===== PROVIDED DATA =====

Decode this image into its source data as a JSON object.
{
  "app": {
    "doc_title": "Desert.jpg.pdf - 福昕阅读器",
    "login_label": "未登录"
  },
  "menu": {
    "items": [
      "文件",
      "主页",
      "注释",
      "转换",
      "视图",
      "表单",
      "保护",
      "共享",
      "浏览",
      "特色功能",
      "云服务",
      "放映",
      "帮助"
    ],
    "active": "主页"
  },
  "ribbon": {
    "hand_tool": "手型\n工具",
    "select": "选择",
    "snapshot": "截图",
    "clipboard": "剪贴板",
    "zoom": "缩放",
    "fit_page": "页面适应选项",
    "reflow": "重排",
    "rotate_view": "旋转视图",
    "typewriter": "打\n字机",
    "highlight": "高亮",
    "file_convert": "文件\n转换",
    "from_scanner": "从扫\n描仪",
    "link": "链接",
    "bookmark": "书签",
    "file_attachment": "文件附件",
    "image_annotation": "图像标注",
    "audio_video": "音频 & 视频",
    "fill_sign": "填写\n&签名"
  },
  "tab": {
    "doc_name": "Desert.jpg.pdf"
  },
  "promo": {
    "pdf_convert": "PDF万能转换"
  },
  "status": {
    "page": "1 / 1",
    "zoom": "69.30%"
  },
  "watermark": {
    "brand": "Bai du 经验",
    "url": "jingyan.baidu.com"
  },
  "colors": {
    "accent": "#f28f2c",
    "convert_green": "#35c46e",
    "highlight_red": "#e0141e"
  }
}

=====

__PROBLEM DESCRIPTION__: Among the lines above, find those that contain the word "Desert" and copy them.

__RESPONSE AREA__:
    "doc_title": "Desert.jpg.pdf - 福昕阅读器",
    "doc_name": "Desert.jpg.pdf"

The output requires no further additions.